Recorded information
########################################

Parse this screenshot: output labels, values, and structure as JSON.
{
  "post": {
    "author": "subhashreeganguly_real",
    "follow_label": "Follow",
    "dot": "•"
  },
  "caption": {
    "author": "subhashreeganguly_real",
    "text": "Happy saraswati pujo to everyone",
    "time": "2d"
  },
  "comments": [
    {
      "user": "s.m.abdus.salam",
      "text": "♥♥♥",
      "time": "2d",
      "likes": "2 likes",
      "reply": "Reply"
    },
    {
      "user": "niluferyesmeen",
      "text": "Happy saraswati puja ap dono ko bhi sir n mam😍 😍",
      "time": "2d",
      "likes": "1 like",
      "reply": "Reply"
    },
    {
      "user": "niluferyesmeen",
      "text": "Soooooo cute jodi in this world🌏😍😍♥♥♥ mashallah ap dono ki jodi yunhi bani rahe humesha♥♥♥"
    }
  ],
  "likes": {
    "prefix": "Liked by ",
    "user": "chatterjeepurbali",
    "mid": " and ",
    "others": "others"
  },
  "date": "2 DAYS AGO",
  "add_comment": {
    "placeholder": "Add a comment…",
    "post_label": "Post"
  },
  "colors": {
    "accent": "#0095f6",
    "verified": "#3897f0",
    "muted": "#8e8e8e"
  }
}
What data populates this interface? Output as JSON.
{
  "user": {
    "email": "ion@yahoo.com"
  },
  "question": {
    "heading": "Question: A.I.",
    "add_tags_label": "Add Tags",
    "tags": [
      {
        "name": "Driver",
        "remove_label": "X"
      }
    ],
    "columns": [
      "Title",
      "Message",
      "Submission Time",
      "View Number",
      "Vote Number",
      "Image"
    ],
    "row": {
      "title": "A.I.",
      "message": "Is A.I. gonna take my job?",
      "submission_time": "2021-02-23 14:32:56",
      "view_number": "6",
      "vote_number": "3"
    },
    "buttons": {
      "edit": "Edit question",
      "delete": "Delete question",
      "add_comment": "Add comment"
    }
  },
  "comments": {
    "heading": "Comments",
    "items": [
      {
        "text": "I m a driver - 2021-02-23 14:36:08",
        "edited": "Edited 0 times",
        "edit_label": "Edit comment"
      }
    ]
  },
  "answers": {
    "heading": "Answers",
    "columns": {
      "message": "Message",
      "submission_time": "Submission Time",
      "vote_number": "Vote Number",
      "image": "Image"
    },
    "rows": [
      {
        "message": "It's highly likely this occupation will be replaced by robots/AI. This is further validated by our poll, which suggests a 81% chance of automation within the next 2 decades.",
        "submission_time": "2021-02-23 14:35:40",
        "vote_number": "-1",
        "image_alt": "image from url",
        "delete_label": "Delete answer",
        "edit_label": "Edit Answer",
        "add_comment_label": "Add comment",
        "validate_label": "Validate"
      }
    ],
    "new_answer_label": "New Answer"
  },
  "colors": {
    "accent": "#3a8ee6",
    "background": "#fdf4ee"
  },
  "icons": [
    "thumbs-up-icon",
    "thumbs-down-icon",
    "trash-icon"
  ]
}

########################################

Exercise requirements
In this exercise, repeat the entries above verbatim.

Response area
Parse this screenshot: output labels, values, and structure as JSON.
{
  "post": {
    "author": "subhashreeganguly_real",
    "follow_label": "Follow",
    "dot": "•"
  },
  "caption": {
    "author": "subhashreeganguly_real",
    "text": "Happy saraswati pujo to everyone",
    "time": "2d"
  },
  "comments": [
    {
      "user": "s.m.abdus.salam",
      "text": "♥♥♥",
      "time": "2d",
      "likes": "2 likes",
      "reply": "Reply"
    },
    {
      "user": "niluferyesmeen",
      "text": "Happy saraswati puja ap dono ko bhi sir n mam😍 😍",
      "time": "2d",
      "likes": "1 like",
      "reply": "Reply"
    },
    {
      "user": "niluferyesmeen",
      "text": "Soooooo cute jodi in this world🌏😍😍♥♥♥ mashallah ap dono ki jodi yunhi bani rahe humesha♥♥♥"
    }
  ],
  "likes": {
    "prefix": "Liked by ",
    "user": "chatterjeepurbali",
    "mid": " and ",
    "others": "others"
  },
  "date": "2 DAYS AGO",
  "add_comment": {
    "placeholder": "Add a comment…",
    "post_label": "Post"
  },
  "colors": {
    "accent": "#0095f6",
    "verified": "#3897f0",
    "muted": "#8e8e8e"
  }
}
What data populates this interface? Output as JSON.
{
  "user": {
    "email": "ion@yahoo.com"
  },
  "question": {
    "heading": "Question: A.I.",
    "add_tags_label": "Add Tags",
    "tags": [
      {
        "name": "Driver",
        "remove_label": "X"
      }
    ],
    "columns": [
      "Title",
      "Message",
      "Submission Time",
      "View Number",
      "Vote Number",
      "Image"
    ],
    "row": {
      "title": "A.I.",
      "message": "Is A.I. gonna take my job?",
      "submission_time": "2021-02-23 14:32:56",
      "view_number": "6",
      "vote_number": "3"
    },
    "buttons": {
      "edit": "Edit question",
      "delete": "Delete question",
      "add_comment": "Add comment"
    }
  },
  "comments": {
    "heading": "Comments",
    "items": [
      {
        "text": "I m a driver - 2021-02-23 14:36:08",
        "edited": "Edited 0 times",
        "edit_label": "Edit comment"
      }
    ]
  },
  "answers": {
    "heading": "Answers",
    "columns": {
      "message": "Message",
      "submission_time": "Submission Time",
      "vote_number": "Vote Number",
      "image": "Image"
    },
    "rows": [
      {
        "message": "It's highly likely this occupation will be replaced by robots/AI. This is further validated by our poll, which suggests a 81% chance of automation within the next 2 decades.",
        "submission_time": "2021-02-23 14:35:40",
        "vote_number": "-1",
        "image_alt": "image from url",
        "delete_label": "Delete answer",
        "edit_label": "Edit Answer",
        "add_comment_label": "Add comment",
        "validate_label": "Validate"
      }
    ],
    "new_answer_label": "New Answer"
  },
  "colors": {
    "accent": "#3a8ee6",
    "background": "#fdf4ee"
  },
  "icons": [
    "thumbs-up-icon",
    "thumbs-down-icon",
    "trash-icon"
  ]
}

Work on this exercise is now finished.